  16. DNA sequence variation and selection of tag single-nucleotide polymorphisms at candidate genes for drought-stress response in Pinus taeda L.

    Science.gov (United States)

    González-Martínez, Santiago C; Ersoz, Elhan; Brown, Garth R; Wheeler, Nicholas C; Neale, David B

    2006-03-01

    Genetic association studies are rapidly becoming the experimental approach of choice to dissect complex traits, including tolerance to drought stress, which is the most common cause of mortality and yield losses in forest trees. Optimization of association mapping requires knowledge of the patterns of nucleotide diversity and linkage disequilibrium and the selection of suitable polymorphisms for genotyping. Moreover, standard neutrality tests applied to DNA sequence variation data can be used to select candidate genes or amino acid sites that are putatively under selection for association mapping. In this article, we study the pattern of polymorphism of 18 candidate genes for drought-stress response in Pinus taeda L., an important tree crop. Data analyses based on a set of 21 putatively neutral nuclear microsatellites did not show population genetic structure or genomewide departures from neutrality.
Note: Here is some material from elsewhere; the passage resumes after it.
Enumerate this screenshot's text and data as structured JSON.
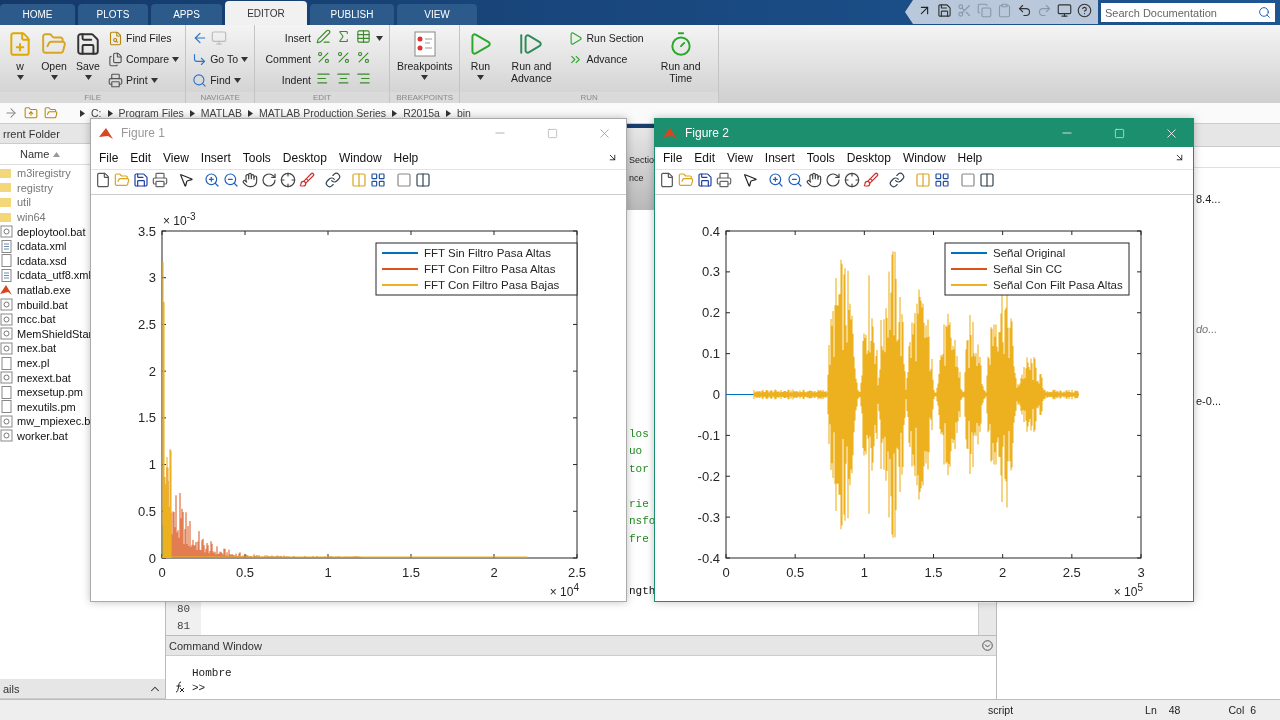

Candidate genes had moderate average nucleotide diversity at silent sites (pi(sil) = 0.00853), varying 100-fold among single genes. The level o